[Opening PROVIDED INFORMATION section]

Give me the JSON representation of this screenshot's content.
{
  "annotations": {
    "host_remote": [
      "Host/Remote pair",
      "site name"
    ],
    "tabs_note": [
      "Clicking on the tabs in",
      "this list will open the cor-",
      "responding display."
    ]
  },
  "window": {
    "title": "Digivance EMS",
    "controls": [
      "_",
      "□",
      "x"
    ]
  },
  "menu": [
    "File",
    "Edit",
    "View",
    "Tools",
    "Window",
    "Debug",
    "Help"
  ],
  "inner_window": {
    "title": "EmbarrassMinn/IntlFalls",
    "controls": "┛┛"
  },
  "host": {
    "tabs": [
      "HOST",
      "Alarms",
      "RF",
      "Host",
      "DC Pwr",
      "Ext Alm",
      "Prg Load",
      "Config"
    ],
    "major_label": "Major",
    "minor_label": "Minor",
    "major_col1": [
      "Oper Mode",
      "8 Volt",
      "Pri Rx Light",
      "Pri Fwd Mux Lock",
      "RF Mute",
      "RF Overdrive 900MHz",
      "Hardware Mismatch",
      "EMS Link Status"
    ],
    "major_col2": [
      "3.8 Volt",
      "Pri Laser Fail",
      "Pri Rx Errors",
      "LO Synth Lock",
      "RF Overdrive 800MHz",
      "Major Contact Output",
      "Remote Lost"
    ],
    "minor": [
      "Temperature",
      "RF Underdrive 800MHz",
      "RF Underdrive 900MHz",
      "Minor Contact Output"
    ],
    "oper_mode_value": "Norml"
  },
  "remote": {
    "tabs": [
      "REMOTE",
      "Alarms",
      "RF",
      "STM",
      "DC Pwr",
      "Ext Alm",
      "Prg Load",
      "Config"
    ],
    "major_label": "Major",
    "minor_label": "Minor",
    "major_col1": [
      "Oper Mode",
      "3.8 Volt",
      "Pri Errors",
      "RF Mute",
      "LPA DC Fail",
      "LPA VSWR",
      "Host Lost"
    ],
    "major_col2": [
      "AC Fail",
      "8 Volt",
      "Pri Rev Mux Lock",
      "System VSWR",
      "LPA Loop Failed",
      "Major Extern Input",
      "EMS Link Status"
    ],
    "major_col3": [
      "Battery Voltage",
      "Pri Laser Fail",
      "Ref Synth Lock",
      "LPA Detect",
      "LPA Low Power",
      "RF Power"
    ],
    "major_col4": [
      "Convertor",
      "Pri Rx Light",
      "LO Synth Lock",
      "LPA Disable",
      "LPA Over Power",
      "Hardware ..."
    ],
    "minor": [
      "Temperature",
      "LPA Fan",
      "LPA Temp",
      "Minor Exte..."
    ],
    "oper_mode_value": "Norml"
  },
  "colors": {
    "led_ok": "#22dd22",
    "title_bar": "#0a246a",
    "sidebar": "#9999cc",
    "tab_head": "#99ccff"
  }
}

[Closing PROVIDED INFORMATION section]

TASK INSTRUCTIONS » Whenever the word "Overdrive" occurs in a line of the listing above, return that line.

REPLY TO THE EXERCISE »
      "RF Overdrive 900MHz",
      "RF Overdrive 800MHz",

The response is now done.